At the same time, the Adamses opened a downtown seafood restaurant, Gilligan’s, in 1992. They closed it in 2003 because similar chain restaurants like Truluck’s and Eddie V’s opened in the area. Then there was also the original Baretto in 2015 and Siena in 2000.
After a collective 38-year stint, every single Brick Oven restaurant eventually closed, each for different reasons. The Brick Ovens and the first Baretto “went away not because of COVID or the businesses weren’t doing well,” says Stan, “they went away because the growth of Austin literally swallowed those locations.

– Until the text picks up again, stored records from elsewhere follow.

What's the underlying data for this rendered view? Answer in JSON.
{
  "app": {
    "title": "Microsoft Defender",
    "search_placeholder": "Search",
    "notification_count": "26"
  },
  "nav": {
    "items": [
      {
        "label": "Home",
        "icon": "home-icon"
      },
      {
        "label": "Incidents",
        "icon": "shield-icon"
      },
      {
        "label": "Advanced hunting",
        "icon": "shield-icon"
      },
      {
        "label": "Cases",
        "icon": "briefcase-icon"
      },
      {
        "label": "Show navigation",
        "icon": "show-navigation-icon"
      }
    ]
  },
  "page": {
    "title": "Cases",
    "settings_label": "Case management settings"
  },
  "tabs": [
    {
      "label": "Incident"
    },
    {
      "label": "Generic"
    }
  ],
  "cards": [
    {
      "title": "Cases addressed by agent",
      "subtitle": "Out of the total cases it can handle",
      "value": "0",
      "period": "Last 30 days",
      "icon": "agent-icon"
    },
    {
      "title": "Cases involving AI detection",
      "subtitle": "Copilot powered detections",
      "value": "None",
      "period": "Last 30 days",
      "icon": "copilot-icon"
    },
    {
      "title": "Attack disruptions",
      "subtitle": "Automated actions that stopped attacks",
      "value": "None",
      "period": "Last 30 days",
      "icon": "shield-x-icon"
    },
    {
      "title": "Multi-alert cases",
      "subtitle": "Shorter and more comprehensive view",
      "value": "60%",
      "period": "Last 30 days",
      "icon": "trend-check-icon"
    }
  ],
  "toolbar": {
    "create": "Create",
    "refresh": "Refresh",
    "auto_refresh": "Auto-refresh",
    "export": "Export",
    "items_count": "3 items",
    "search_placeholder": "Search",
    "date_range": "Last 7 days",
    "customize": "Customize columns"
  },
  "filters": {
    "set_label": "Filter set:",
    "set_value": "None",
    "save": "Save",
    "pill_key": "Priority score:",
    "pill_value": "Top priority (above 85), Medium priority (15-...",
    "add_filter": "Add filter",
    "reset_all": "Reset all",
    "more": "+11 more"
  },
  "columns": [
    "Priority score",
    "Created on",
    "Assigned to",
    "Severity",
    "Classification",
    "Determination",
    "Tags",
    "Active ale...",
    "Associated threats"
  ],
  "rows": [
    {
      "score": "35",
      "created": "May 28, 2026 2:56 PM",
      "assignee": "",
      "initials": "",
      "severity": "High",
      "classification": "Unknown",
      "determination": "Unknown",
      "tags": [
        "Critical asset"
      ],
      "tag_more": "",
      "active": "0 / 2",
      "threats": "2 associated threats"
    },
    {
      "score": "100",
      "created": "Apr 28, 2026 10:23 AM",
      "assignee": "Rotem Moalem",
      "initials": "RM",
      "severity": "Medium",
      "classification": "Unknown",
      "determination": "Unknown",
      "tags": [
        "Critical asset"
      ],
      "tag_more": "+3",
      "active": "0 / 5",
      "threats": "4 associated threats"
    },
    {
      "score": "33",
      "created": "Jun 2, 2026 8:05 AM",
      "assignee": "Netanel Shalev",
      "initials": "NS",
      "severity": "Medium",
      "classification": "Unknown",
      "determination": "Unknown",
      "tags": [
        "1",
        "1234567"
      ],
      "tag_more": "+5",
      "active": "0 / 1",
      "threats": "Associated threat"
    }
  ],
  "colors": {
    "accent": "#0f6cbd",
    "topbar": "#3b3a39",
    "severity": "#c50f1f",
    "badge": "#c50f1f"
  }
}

The Red River restaurant shuttered in March 2020 because of construction in the area and a new intended hotel project. Lakeline Mall and Brodie closed because those weren’t making as much money. The last standing location on Jollyville closed in 2020 because its supermarket neighbor H-E-B was going to expand into its space. The day that the brick oven wasn’t fired, Debbie tells Eater that she cried.
Although Adamses have closed restaurants, they still see their past businesses as successes since each managed to be open for many years. And now, they’re excited to run something new and smaller.
Enter: Baretto. They envision the restaurant as a place befitting every casual need, from a nice Tuesday dinner, a spot to just grab a quick glass of wine and snack, to a lingering patio hang. And, unlike, the original Baretto which was only a bar, the reborn version offers more food along with cocktails at what the couple considers affordable prices.
Overseeing the menu is head chef Harvey Harris, who holds the same position at Siena. The Adamses met Harris when he was the head chef of the popular now-closed Austin Italian restaurant Mezzaluna. When gearing up for Siena, the couple sent him to spend a year in Italy in 1999. That’s where he attended the International School of Italian Cuisine in Costigliole d’Asti and interned at Tuscany restaurants Il Pino and two-Michelin-starred Arnolfo.
Baretto’s menu offers both Italian (a reflection of Siena) and French dishes. Of the former, there are pastas, calamari, and polpettes, which are meatballs made of veal, pork, and beef served in marinara sauce and parmesan cheese. Of the latter, there are tartines — slices of warm sourdough bread topped with fruits, cheeses, and meats — as well as steak frites, moules frites, and pork chop served with a blackberry juniper gastrique. In tribute to Brick Oven, the couple added a new smaller brick oven so they can eventually make pizza.
The Adamses specifically sought out the 38th Street location because, to them, it had that old Austin neighborhood feel. The restaurant is found in a one-story plaza with a Frost Bank and retail shops; they wanted to stay away from towering buildings while also offering easy parking. Inside the restaurant is a cozy space with booths on the left and the original Baretto wooden bar that wraps around the right side. Outside is a small patio with a fireplace.
The Adamses enjoy that a small space allows them to get to know their customers better. “We see some of the same people three to four times a week,” Stan says. “Some people that used to be students at UT, now own homes near us and have followed us over the years.” He adds that some customers have even claimed the exact same seats from before.
Along with those regular customers, Adamses’s staff is just as loyal. Harris says about 90 percent of the staff that started with him are still working at Siena or Baretto today. Joe Morales, the day-to-day manager of Baretto, has been working with the couple for over 30 years.
Baretto is poised to be its own thing different from Brick Oven and Siena, Debbie says, but with similar values, the friendliness of Brick and the quality of Siena. Their hope is that the new restaurant will become a regular neighborhood spot for Ausinities for years to come.